By Most Rev. Richard W. Smith, Archbishop of Edmonton


This picture shows one of the panels on the holy door at St. Peter's Basilica in Rome. I have always loved it, and it speaks beautifully of the Good Shepherd reaching out to save the lost. That's the reason for hope.

Monday, November 28, 2011

A Moment of Change

As you know, yesterday we began using a newly revised English-language translation of the Roman Missal. This change is occurring not only in the Archdiocese of Edmonton but also throughout Canada and, indeed, the English-speaking world. The Roman Missal is the book that you see the priest use as he presides at Mass. It contains all the prayers and indications that guide us in the celebration of the Holy Eucharist. Why the change?
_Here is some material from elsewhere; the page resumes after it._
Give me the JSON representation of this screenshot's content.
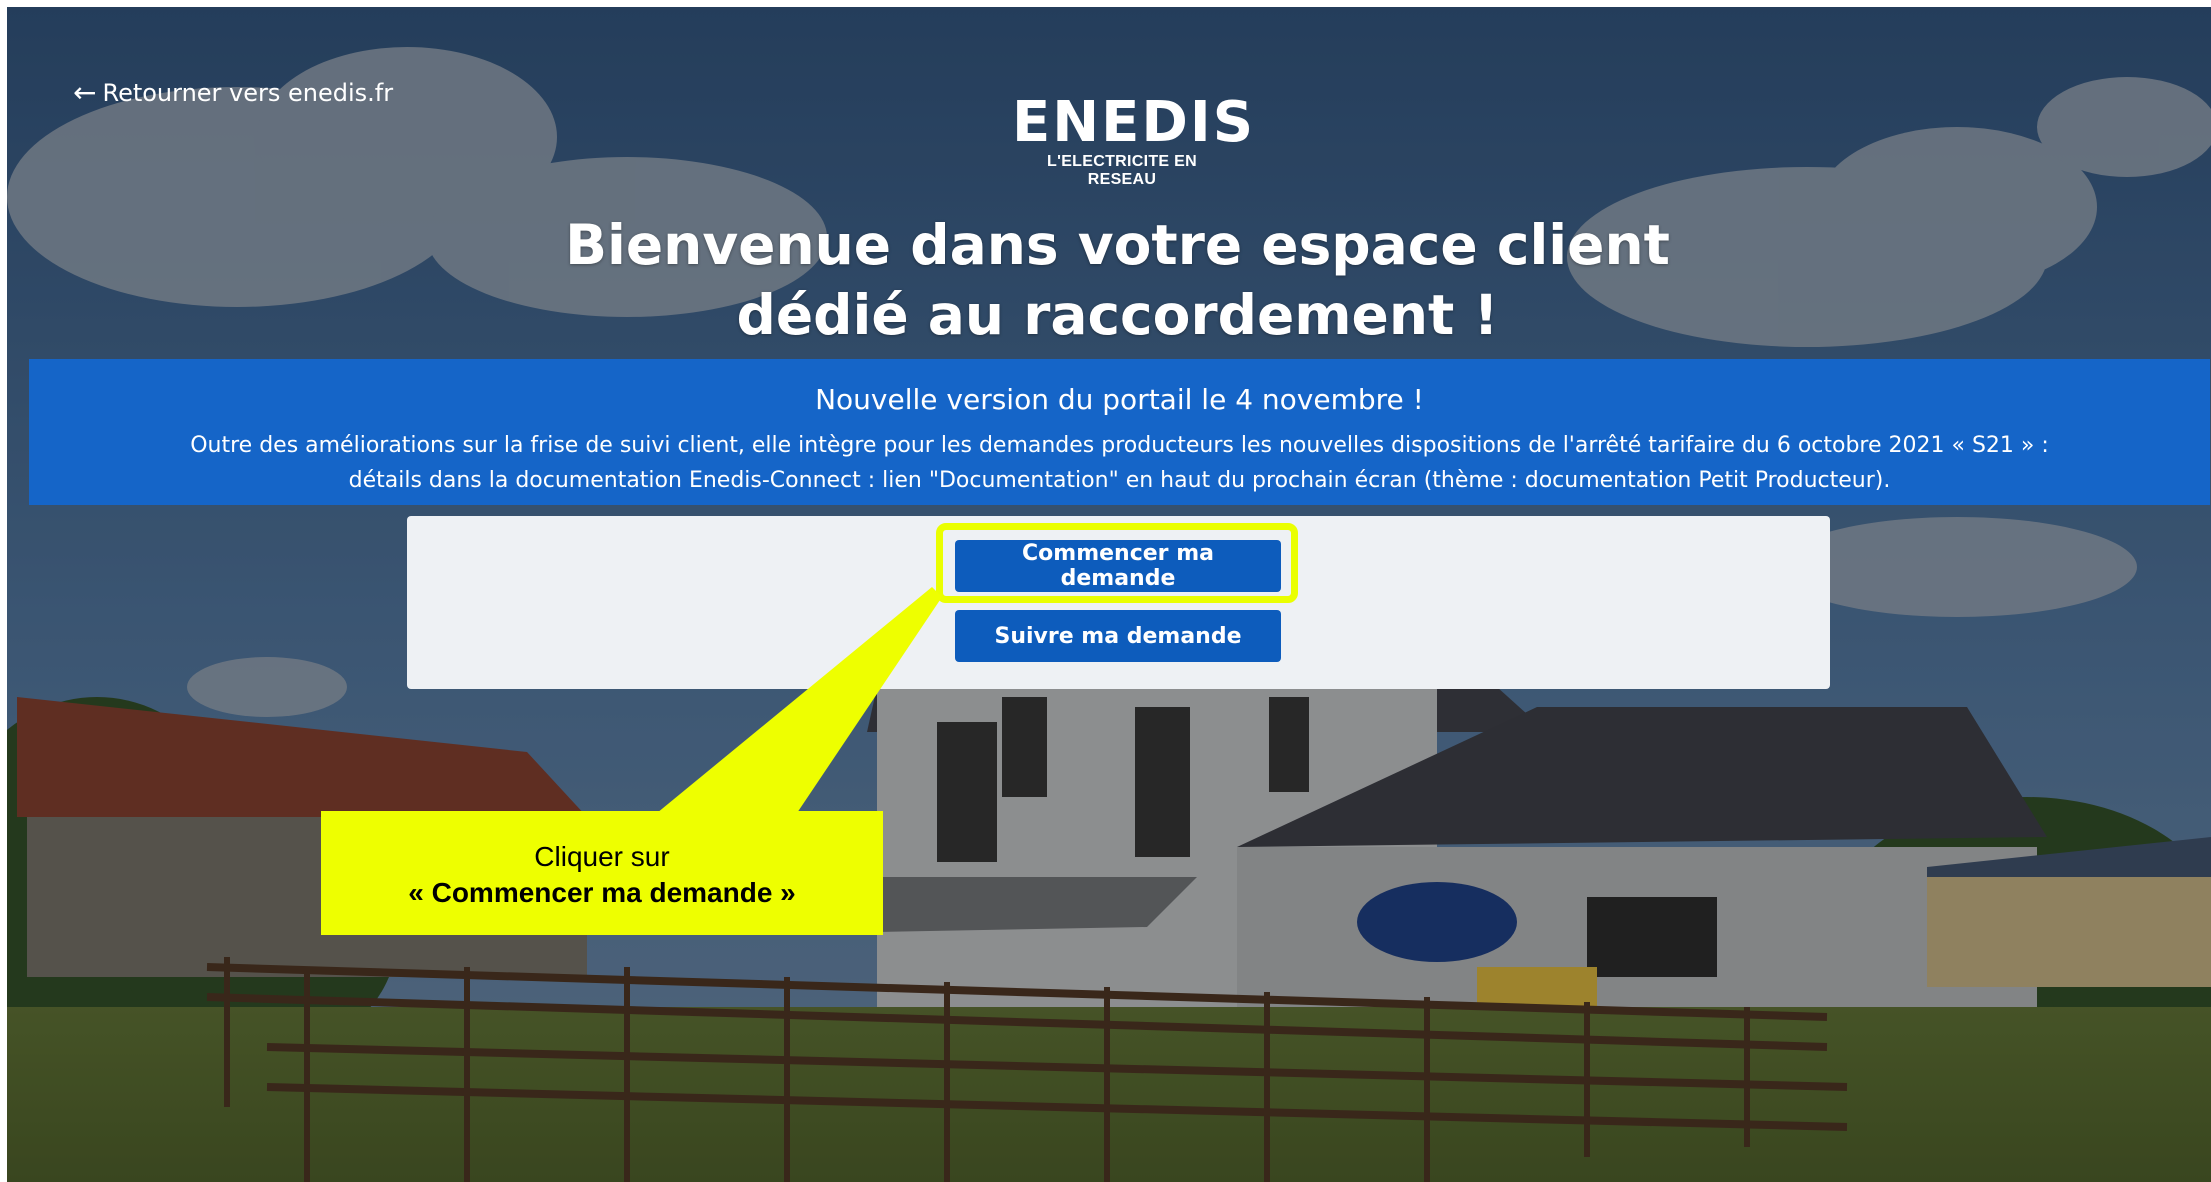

The Roman Missal's official edition is in Latin, and it is this official edition that is translated into all the languages of the world. This official edition was revised by the authority of Blessed Pope John Paul II in 2002. This revision was not to change the Mass, obviously. The Mass remains the same. The revision of Pope John Paul II was made in order to include some new material, such as feasts of newly canonized Saints, some new Prefaces for the Eucharistic Prayer, and clarifications in the way we celebrate the Holy Eucharist. This change to the official edition necessitated the preparation of a revised version in the various languages of the world, including, of course, English.

As a result of the new English translation, you will notice a few changes to the prayers, acclamations and responses. Most of the changes in wording occur in the prayers offered by the priest. With time and patience, all of these prayers will become as familiar to us as those we have been using over the last few decades.

Also to be implemented are some changes to posture. At the beginning of the Missal is a section called The General Instruction on the Roman Missal (GIRM). It stipulates the norms to be followed for the correct celebration of Mass, including directives pertaining to posture. These directives have as their intention to assure consistent practice and conformity with the universal law of the Church. This is very important. The oneness of our faith is to be apparent in the unity of our gestures and posture at the Sacred Liturgy.

This moment of change is a wonderful occasion for a renewed appreciation of the mystery of the Most Holy Eucharist. For a while we shall naturally be focusing upon what to say, not to say, when to kneel, stand, sit and so on, but let us not forget the sublime mystery that underlines it all. In the celebration of Holy Mass, the Lord himself is present to us, present with us. In the transformed gifts of bread and wine, the sacred body and blood, soul and divinity of our Lord Jesus Christ becomes truly and really present. In the Mass, we worship God, we give thanks for his countless gifts, especially the gift of salvation, we listen to his Word, we receive from the altar the sacred body and blood of Christ, and we are sent forth to be his agents of love in the world.

The Mass is the central event, the highlight, in the life of every Catholic. In its celebration we encounter our Lord and draw life and strength from his love. For this reason, our liturgical celebrations must be beautiful and dignified. For this reason, we must give careful attention not only to the way we celebrate but also to our interior dispositions as we approach the Mass and enter into its celebration. Have I reviewed the readings for Mass before coming to Church? Have I made an examination of conscience and confessed serious sin? Have I reflected upon the countless blessings that God always pours out upon me and offered thanks?

Perhaps the most important question for us is this: how shall we translate our encounter with the Lord into the way we live our lives? The new Missal is a translation from Latin to English. Yet this is in service of a much deeper and more significant translation that must take place: the translation of the mystery of the Eucharist into daily living. Here we meet the love of God for each of us. Do we translate that into love for others? Here we encounter the mercy of God towards us sinners. Do we translate that into the forgiveness of those who have hurt us? Here we receive the gift of salvation. Do we translate that into lives of hope? In the Gospel for Sunday we heard Jesus tell us to be ready to meet him when he comes again. His return will be at a time we simply do not and cannot know. This means to be ready now. As we enter this holy season of Advent, may the Lord help us ready ourselves by translating the encounter with Christ in the Eucharist into lives of Christian holiness.

On Saturday night I gathered at our Basilica with a group of people who translate their encounter with Christ into work and prayer for the protection of all human life. We marked the beginning of the new liturgical year with solemn evening prayer for nascent human life. This event springs from an initiative of Pope Benedict XVI himself, who last year invited all dioceses to gather for this prayer. We repeated it again this year and plan to do so henceforth every year at the beginning of Advent. We must not fail to pray for nascent human life, for life in its beginning stages, initiated at fertilization and now wondrously developing in the womb of the mother.

We are all called to speak in defense of this life and to witness to its beauty in the face of so many threats against it. Yet without sustained prayer such efforts will bear little fruit. What is needed in our society is an awakening of conscience and a profound conversion of heart. This is brought about by the grace of God, and so let us ceaselessly implore the Lord to touch the hearts of all people and effect a new beginning of respect for all human life, especially at its most vulnerable stages.